Cyber-attacks on businesses are increasing, and it’s not just digital or finance businesses which are at risk. The UK government recently advised that food supply organisations are in the sights of malicious actors in cyberspace. A major ransomware attack on the world’s largest meat processor, JBS, in June 2021 extorted a payment of eleven million dollars. Shortly after this, in September, the FBI also issued a warning document for the food industry which included several examples of hacking and outlined how cyber-criminal actors are targeting the food and agriculture sector with ransomware attacks:

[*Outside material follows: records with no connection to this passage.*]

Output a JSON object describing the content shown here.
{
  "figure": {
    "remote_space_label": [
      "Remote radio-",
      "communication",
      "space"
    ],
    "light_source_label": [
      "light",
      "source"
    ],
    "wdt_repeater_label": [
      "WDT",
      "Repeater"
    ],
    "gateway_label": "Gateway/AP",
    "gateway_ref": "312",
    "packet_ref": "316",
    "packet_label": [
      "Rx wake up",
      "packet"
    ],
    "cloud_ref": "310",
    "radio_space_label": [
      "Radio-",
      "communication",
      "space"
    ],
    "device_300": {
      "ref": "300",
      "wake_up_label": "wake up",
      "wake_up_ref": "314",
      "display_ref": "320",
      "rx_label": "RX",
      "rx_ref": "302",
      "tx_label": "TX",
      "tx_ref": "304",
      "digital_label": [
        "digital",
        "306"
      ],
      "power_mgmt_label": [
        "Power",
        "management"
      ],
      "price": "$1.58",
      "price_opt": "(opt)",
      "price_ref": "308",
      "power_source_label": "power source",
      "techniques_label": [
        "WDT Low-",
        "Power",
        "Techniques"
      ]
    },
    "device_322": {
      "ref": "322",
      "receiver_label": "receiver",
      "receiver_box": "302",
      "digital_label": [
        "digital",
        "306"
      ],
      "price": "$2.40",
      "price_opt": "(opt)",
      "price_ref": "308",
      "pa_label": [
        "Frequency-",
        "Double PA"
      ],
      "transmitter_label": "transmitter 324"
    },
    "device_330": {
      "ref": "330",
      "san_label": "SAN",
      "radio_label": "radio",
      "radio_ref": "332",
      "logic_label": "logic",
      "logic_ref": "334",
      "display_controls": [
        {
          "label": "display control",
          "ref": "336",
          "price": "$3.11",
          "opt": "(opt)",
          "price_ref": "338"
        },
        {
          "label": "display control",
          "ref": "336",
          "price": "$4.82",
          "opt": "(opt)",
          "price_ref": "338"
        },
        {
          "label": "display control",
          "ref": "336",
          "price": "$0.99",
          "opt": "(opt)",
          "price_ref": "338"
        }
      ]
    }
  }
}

In July 2021, a US bakery company lost access to their server, files, and applications, halting their production, shipping, and receiving as a result of Sodinokibi/REvil ransomware which was deployed through software used by an IT support managed service provider (MSP). The bakery company was shut down for approximately one week, delaying customer orders and damaging the company’s reputation.
In May 2021, cyber actors using a variant of the Sodinokibi/REvil ransomware compromised computer networks in the US and overseas locations of a global meat processing company, which resulted in the possible exfiltration of company data and the shutdown of some US-based plants for several days. The temporary shutdown reduced the number of cattle and hogs slaughtered, causing a shortage in the US meat supply and driving wholesale meat prices up as much as 25 per cent, according to open source reports.